= Problem details =
Pictures aside, copy every record word for word.

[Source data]
════════════════════

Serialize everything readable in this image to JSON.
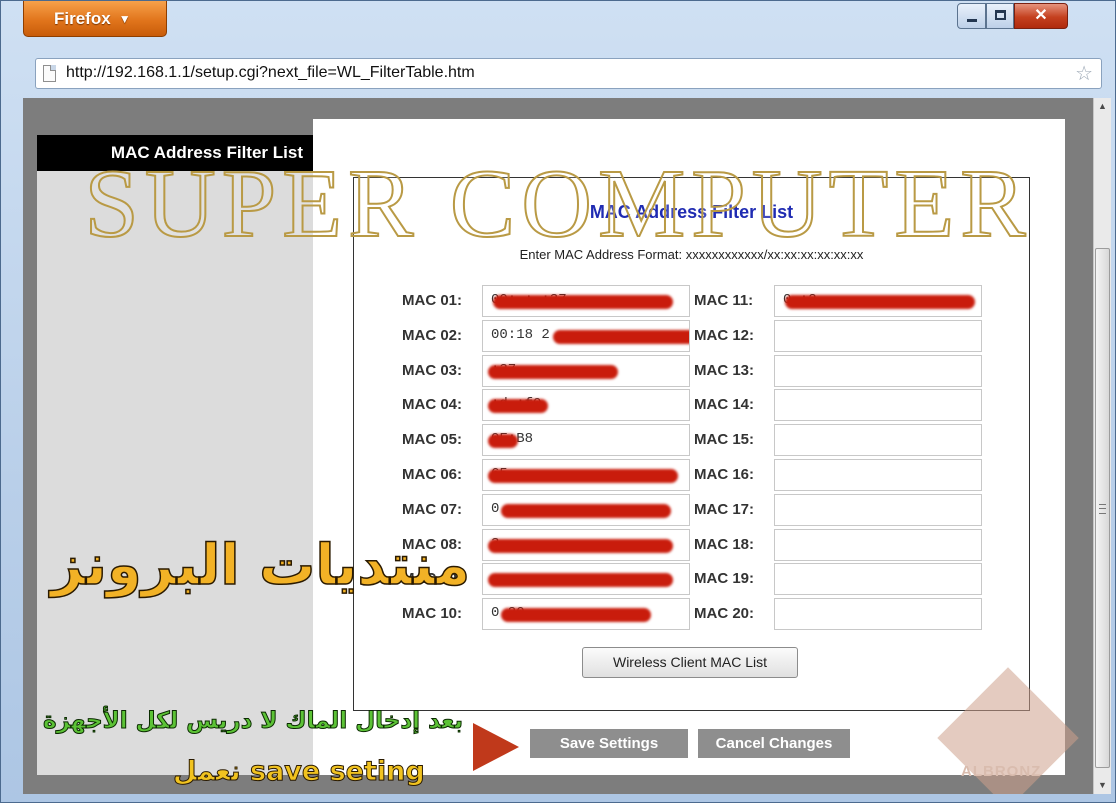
{
  "browser": {
    "menu_label": "Firefox",
    "url": "http://192.168.1.1/setup.cgi?next_file=WL_FilterTable.htm"
  },
  "sidebar": {
    "title": "MAC Address Filter List"
  },
  "panel": {
    "title": "MAC Address Filter List",
    "format_hint": "Enter MAC Address Format: xxxxxxxxxxxx/xx:xx:xx:xx:xx:xx"
  },
  "mac_entries": [
    {
      "label": "MAC 01:",
      "value": "00:       :    :37"
    },
    {
      "label": "MAC 02:",
      "value": "00:18        2"
    },
    {
      "label": "MAC 03:",
      "value": "           :37"
    },
    {
      "label": "MAC 04:",
      "value": "    :d :f0"
    },
    {
      "label": "MAC 05:",
      "value": "    0F:B8"
    },
    {
      "label": "MAC 06:",
      "value": "    65"
    },
    {
      "label": "MAC 07:",
      "value": "0"
    },
    {
      "label": "MAC 08:",
      "value": "             3"
    },
    {
      "label": "MAC 09:",
      "value": ""
    },
    {
      "label": "MAC 10:",
      "value": "0             20"
    },
    {
      "label": "MAC 11:",
      "value": "0        :2"
    },
    {
      "label": "MAC 12:",
      "value": ""
    },
    {
      "label": "MAC 13:",
      "value": ""
    },
    {
      "label": "MAC 14:",
      "value": ""
    },
    {
      "label": "MAC 15:",
      "value": ""
    },
    {
      "label": "MAC 16:",
      "value": ""
    },
    {
      "label": "MAC 17:",
      "value": ""
    },
    {
      "label": "MAC 18:",
      "value": ""
    },
    {
      "label": "MAC 19:",
      "value": ""
    },
    {
      "label": "MAC 20:",
      "value": ""
    }
  ],
  "buttons": {
    "wireless_client": "Wireless Client MAC List",
    "save": "Save Settings",
    "cancel": "Cancel Changes"
  },
  "overlay": {
    "watermark": "SUPER COMPUTER",
    "forum_name": "منتديات البرونز",
    "instruction": "بعد إدخال الماك لا دريس لكل الأجهزة",
    "instruction_2": "نعمل save seting",
    "logo_text": "ALBRONZ"
  }
}
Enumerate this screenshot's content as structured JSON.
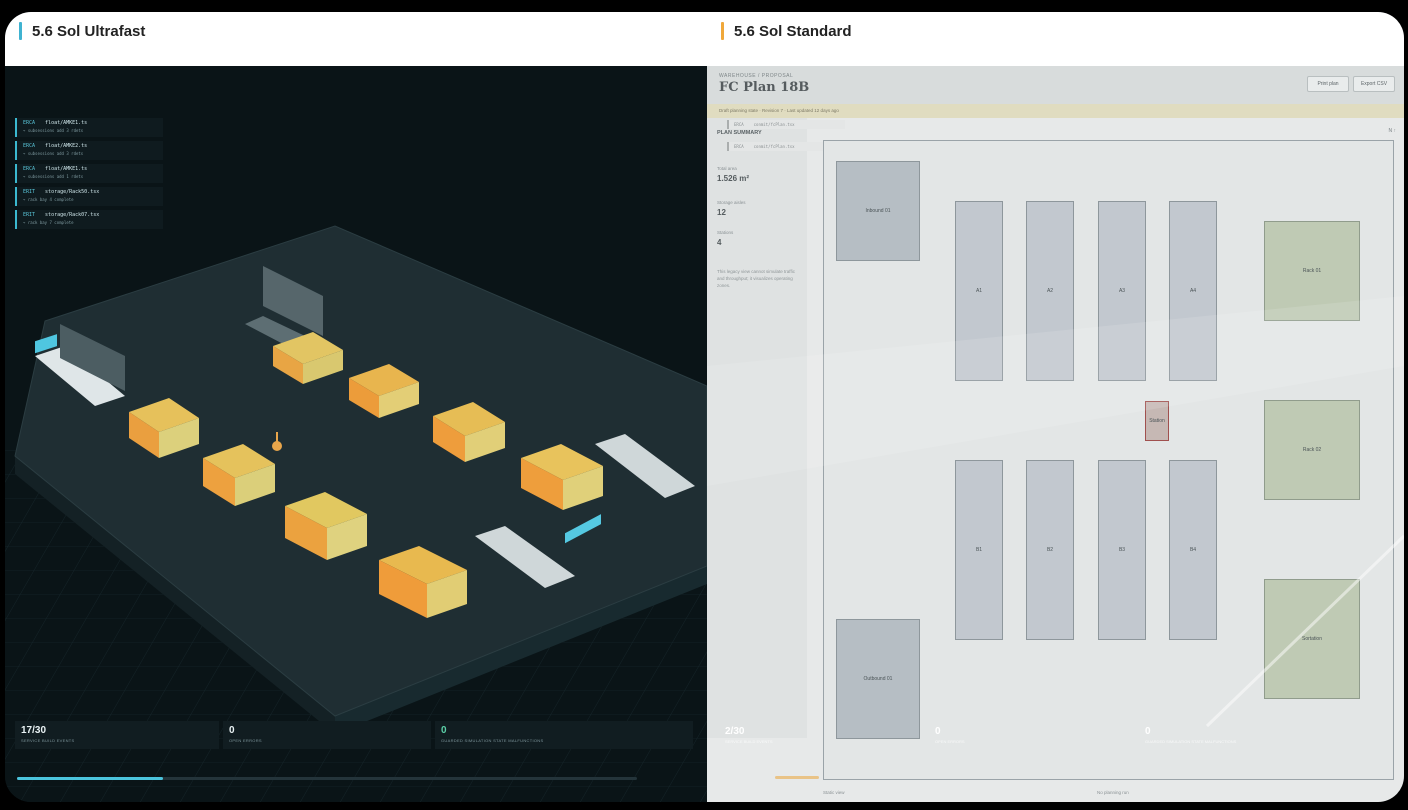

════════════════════

= Result of this exercise =
Serialize everything readable in this image to JSON.
{
  "browser": {
    "menu_label": "Firefox",
    "url": "http://192.168.1.1/setup.cgi?next_file=WL_FilterTable.htm"
  },
  "sidebar": {
    "title": "MAC Address Filter List"
  },
  "panel": {
    "title": "MAC Address Filter List",
    "format_hint": "Enter MAC Address Format: xxxxxxxxxxxx/xx:xx:xx:xx:xx:xx"
  },
  "mac_entries": [
    {
      "label": "MAC 01:",
      "value": "00:       :    :37"
    },
    {
      "label": "MAC 02:",
      "value": "00:18        2"
    },
    {
      "label": "MAC 03:",
      "value": "           :37"
    },
    {
      "label": "MAC 04:",
      "value": "    :d :f0"
    },
    {
      "label": "MAC 05:",
      "value": "    0F:B8"
    },
    {
      "label": "MAC 06:",
      "value": "    65"
    },
    {
      "label": "MAC 07:",
      "value": "0"
    },
    {
      "label": "MAC 08:",
      "value": "             3"
    },
    {
      "label": "MAC 09:",
      "value": ""
    },
    {
      "label": "MAC 10:",
      "value": "0             20"
    },
    {
      "label": "MAC 11:",
      "value": "0        :2"
    },
    {
      "label": "MAC 12:",
      "value": ""
    },
    {
      "label": "MAC 13:",
      "value": ""
    },
    {
      "label": "MAC 14:",
      "value": ""
    },
    {
      "label": "MAC 15:",
      "value": ""
    },
    {
      "label": "MAC 16:",
      "value": ""
    },
    {
      "label": "MAC 17:",
      "value": ""
    },
    {
      "label": "MAC 18:",
      "value": ""
    },
    {
      "label": "MAC 19:",
      "value": ""
    },
    {
      "label": "MAC 20:",
      "value": ""
    }
  ],
  "buttons": {
    "wireless_client": "Wireless Client MAC List",
    "save": "Save Settings",
    "cancel": "Cancel Changes"
  },
  "overlay": {
    "watermark": "SUPER COMPUTER",
    "forum_name": "منتديات البرونز",
    "instruction": "بعد إدخال الماك لا دريس لكل الأجهزة",
    "instruction_2": "نعمل save seting",
    "logo_text": "ALBRONZ"
  }
}
Enumerate this screenshot's content as structured JSON.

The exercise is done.